/---

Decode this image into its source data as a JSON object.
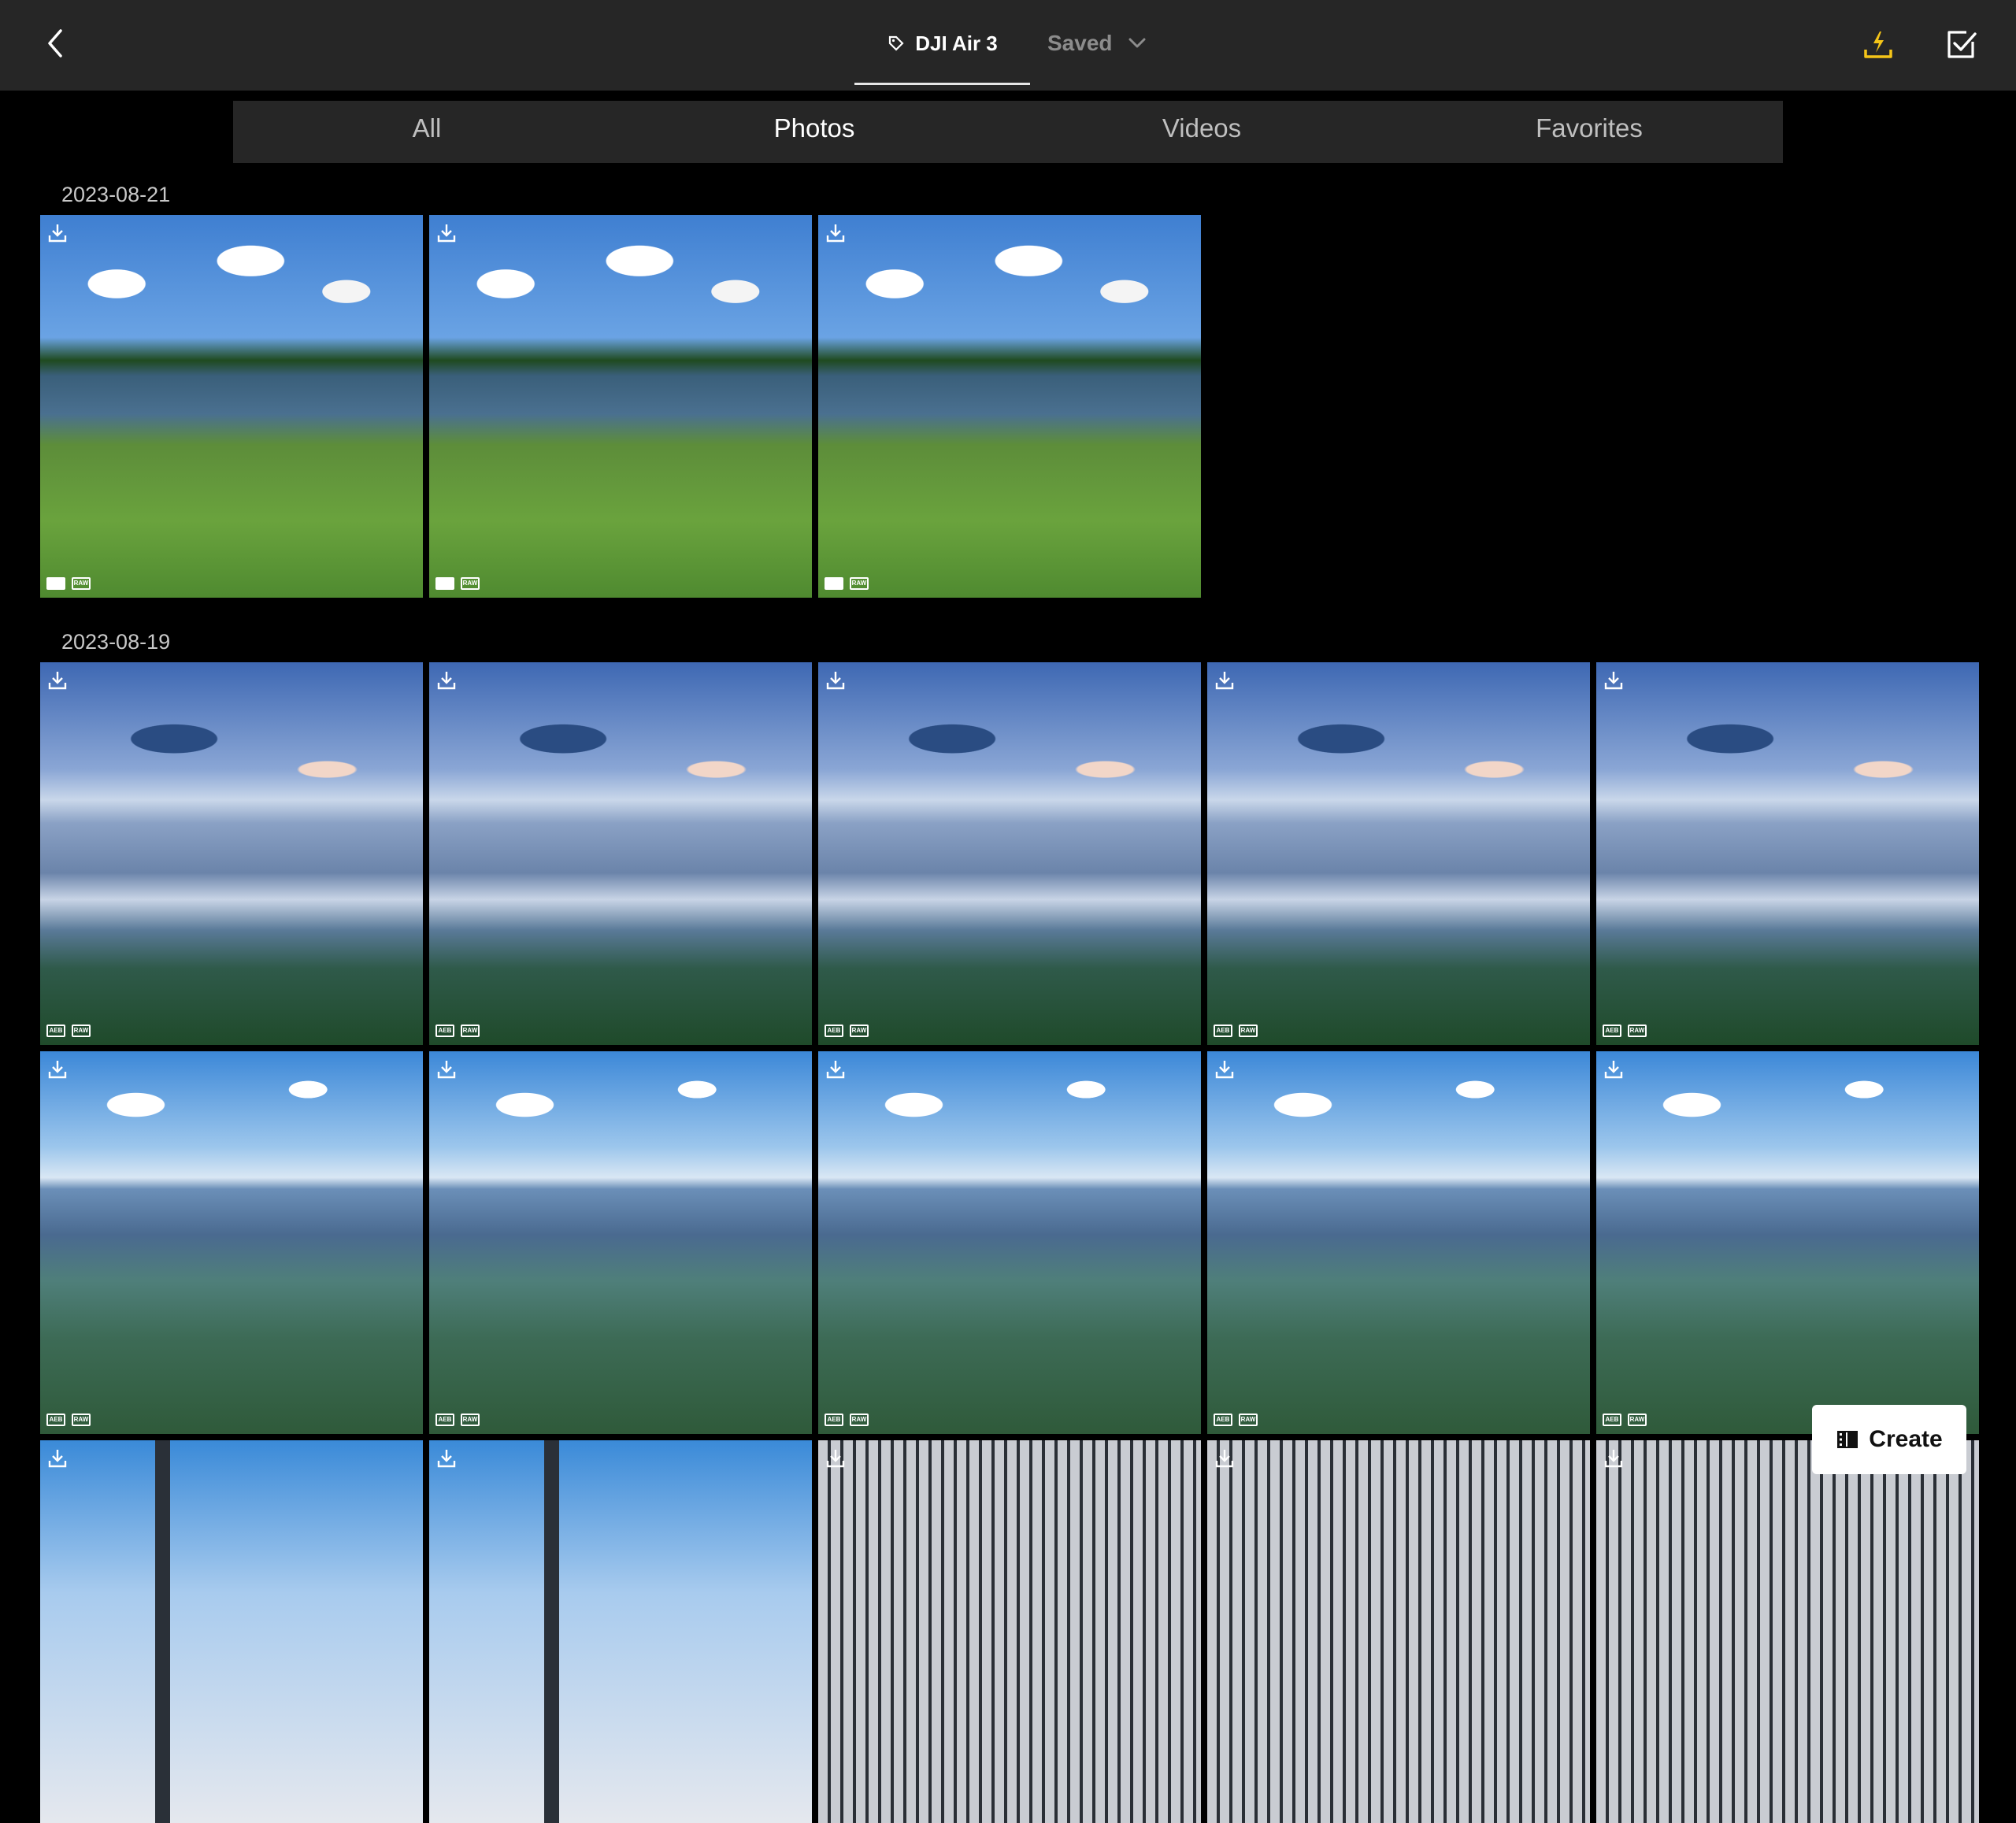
{
  "header": {
    "device_name": "DJI Air 3",
    "saved_label": "Saved"
  },
  "filters": [
    {
      "label": "All",
      "active": false
    },
    {
      "label": "Photos",
      "active": true
    },
    {
      "label": "Videos",
      "active": false
    },
    {
      "label": "Favorites",
      "active": false
    }
  ],
  "groups": [
    {
      "date": "2023-08-21",
      "items": [
        {
          "scene": "lake",
          "badges": [
            "single",
            "RAW"
          ]
        },
        {
          "scene": "lake",
          "badges": [
            "single",
            "RAW"
          ]
        },
        {
          "scene": "lake",
          "badges": [
            "single",
            "RAW"
          ]
        }
      ]
    },
    {
      "date": "2023-08-19",
      "items": [
        {
          "scene": "dock",
          "badges": [
            "AEB",
            "RAW"
          ]
        },
        {
          "scene": "dock",
          "badges": [
            "AEB",
            "RAW"
          ]
        },
        {
          "scene": "dock",
          "badges": [
            "AEB",
            "RAW"
          ]
        },
        {
          "scene": "dock",
          "badges": [
            "AEB",
            "RAW"
          ]
        },
        {
          "scene": "dock",
          "badges": [
            "AEB",
            "RAW"
          ]
        },
        {
          "scene": "pier",
          "badges": [
            "AEB",
            "RAW"
          ]
        },
        {
          "scene": "pier",
          "badges": [
            "AEB",
            "RAW"
          ]
        },
        {
          "scene": "pier",
          "badges": [
            "AEB",
            "RAW"
          ]
        },
        {
          "scene": "pier",
          "badges": [
            "AEB",
            "RAW"
          ]
        },
        {
          "scene": "pier",
          "badges": [
            "AEB",
            "RAW"
          ]
        },
        {
          "scene": "city",
          "badges": []
        },
        {
          "scene": "city",
          "badges": []
        },
        {
          "scene": "building",
          "badges": []
        },
        {
          "scene": "building",
          "badges": []
        },
        {
          "scene": "building",
          "badges": []
        }
      ]
    }
  ],
  "create_button": {
    "label": "Create"
  },
  "colors": {
    "accent_download": "#f5c518",
    "topbar": "#262626",
    "filterbar": "#262626"
  },
  "icons": {
    "back": "chevron-left-icon",
    "device": "drone-tag-icon",
    "saved_dropdown": "chevron-down-icon",
    "download_all": "flash-download-icon",
    "select": "checkbox-icon",
    "thumb_download": "download-icon",
    "create": "film-icon"
  }
}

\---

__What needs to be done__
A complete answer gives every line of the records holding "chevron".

__Solution to the problem__
    "back": "chevron-left-icon",
    "saved_dropdown": "chevron-down-icon",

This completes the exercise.